(SUPPLIED DATA):

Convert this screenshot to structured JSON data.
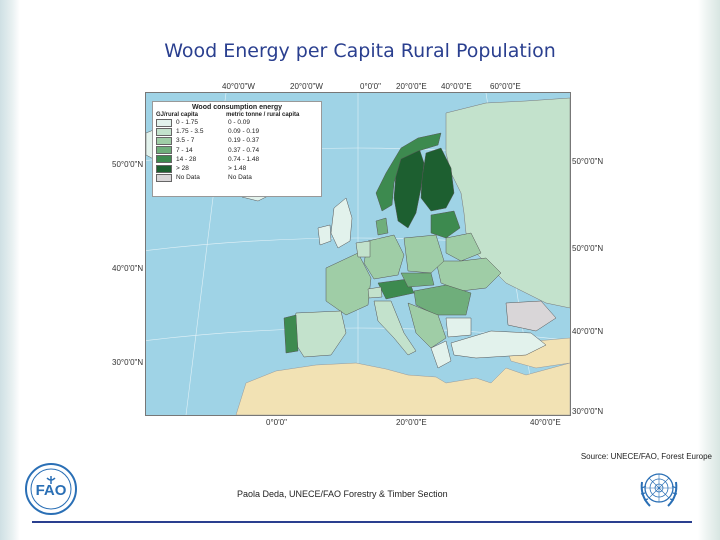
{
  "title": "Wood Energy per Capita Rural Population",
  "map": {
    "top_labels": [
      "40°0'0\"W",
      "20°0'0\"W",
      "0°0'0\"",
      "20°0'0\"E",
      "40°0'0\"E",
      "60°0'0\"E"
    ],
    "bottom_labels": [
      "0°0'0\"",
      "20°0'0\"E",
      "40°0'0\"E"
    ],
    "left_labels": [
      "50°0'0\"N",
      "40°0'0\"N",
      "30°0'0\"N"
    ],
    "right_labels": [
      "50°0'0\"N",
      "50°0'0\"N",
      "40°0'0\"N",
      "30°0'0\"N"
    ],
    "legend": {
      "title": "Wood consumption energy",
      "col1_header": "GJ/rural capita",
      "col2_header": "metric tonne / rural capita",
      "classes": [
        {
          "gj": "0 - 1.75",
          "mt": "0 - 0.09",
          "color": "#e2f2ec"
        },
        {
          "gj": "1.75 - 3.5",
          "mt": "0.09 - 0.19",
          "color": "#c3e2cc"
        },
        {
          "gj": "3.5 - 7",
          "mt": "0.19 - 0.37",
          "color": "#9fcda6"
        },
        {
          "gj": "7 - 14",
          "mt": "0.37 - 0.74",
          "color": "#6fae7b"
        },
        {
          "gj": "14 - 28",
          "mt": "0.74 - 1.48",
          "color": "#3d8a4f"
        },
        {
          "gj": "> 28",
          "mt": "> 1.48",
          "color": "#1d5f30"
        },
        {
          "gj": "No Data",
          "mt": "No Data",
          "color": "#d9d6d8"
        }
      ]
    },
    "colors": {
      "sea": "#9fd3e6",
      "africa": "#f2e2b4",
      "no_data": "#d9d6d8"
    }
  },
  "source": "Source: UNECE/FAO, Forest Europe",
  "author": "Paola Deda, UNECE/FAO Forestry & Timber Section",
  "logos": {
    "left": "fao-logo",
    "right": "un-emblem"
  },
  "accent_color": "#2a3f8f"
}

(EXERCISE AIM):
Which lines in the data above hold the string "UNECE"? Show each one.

(PROBLEM SOLUTION):
  "source": "Source: UNECE/FAO, Forest Europe",
  "author": "Paola Deda, UNECE/FAO Forestry & Timber Section",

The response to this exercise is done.